◆ **EXERCISE INSTRUCTIONS**: Each line of the data below that holds the word "name" is to be reported in full.

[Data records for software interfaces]
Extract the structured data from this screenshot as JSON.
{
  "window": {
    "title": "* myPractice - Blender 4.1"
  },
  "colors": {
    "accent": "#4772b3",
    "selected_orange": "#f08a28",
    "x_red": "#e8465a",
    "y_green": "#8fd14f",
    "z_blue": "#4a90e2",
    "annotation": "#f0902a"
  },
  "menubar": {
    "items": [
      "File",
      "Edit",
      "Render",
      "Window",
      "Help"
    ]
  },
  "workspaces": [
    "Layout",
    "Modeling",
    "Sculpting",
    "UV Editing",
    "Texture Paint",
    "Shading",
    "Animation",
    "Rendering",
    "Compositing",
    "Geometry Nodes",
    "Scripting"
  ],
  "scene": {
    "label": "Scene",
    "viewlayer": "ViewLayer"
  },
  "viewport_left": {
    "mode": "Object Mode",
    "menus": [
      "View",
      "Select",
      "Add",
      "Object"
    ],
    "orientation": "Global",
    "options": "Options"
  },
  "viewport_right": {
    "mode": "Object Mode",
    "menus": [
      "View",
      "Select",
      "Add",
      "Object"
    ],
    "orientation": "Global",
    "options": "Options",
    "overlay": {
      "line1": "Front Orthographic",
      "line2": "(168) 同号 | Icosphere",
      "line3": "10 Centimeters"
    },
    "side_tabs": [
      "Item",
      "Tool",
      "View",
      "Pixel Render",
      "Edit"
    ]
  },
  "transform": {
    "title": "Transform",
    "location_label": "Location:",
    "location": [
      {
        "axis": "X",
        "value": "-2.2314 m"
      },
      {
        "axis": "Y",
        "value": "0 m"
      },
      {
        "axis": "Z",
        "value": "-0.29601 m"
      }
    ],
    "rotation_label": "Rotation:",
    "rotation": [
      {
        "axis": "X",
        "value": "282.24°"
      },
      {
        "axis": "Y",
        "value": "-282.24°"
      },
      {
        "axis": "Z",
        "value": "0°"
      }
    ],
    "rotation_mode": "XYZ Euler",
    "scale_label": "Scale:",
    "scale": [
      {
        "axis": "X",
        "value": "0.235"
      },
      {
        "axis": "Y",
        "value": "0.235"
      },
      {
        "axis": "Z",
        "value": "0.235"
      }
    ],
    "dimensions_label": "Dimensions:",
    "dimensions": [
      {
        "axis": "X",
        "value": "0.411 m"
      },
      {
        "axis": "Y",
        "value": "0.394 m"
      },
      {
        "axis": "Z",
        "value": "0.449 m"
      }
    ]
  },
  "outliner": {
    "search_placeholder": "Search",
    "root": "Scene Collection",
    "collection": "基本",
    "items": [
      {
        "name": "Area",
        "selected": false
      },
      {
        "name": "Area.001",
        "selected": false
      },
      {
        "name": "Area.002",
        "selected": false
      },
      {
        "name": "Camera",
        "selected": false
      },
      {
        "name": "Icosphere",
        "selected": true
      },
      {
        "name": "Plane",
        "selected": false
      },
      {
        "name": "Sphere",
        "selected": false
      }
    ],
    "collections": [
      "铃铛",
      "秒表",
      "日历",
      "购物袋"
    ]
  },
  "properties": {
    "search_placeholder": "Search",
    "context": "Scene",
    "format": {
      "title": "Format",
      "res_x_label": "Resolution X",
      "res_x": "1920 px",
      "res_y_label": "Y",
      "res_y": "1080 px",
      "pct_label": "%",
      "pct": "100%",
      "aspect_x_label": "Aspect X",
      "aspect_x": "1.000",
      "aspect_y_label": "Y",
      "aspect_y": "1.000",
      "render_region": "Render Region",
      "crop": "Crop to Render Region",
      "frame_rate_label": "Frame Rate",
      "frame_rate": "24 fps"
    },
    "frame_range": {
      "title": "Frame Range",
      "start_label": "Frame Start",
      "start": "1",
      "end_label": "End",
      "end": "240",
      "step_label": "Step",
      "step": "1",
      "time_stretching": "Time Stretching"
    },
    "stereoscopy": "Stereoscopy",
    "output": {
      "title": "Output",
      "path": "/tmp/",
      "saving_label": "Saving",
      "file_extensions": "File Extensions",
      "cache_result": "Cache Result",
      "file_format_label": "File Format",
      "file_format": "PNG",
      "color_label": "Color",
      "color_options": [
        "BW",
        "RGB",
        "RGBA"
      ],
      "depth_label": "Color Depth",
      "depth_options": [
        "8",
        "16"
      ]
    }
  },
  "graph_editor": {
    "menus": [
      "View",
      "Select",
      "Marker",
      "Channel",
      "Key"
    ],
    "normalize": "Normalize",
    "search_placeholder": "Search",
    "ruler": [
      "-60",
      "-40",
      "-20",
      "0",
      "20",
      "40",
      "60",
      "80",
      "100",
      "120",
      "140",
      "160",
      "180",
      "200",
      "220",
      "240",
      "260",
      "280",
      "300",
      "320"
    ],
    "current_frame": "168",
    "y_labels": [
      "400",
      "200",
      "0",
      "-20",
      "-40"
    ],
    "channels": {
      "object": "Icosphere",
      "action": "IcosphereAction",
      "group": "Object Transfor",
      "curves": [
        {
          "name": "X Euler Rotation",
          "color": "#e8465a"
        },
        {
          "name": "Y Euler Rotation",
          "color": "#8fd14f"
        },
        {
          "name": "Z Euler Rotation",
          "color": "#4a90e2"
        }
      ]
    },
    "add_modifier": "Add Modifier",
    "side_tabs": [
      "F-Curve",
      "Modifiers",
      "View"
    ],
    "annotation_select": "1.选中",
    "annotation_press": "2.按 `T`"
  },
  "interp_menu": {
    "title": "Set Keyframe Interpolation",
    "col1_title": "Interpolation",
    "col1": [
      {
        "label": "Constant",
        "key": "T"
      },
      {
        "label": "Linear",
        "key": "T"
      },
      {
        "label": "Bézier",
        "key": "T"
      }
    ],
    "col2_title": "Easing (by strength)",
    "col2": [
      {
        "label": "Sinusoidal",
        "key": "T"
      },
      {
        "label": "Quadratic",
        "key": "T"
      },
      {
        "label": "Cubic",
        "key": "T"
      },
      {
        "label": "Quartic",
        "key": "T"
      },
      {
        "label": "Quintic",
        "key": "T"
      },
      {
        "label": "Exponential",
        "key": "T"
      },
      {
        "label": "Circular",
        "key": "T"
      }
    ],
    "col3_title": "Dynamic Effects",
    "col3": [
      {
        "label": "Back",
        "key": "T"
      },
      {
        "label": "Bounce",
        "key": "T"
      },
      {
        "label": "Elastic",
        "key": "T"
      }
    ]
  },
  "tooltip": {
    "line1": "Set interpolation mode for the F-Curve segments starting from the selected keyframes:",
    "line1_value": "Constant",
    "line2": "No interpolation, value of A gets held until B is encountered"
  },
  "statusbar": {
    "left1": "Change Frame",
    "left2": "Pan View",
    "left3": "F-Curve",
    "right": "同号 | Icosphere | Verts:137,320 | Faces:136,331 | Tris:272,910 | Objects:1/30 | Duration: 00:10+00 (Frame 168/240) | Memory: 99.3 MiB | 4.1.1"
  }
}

◆ **YOUR SOLUTION**:
        "name": "Area",
        "name": "Area.001",
        "name": "Area.002",
        "name": "Camera",
        "name": "Icosphere",
        "name": "Plane",
        "name": "Sphere",
          "name": "X Euler Rotation",
          "name": "Y Euler Rotation",
          "name": "Z Euler Rotation",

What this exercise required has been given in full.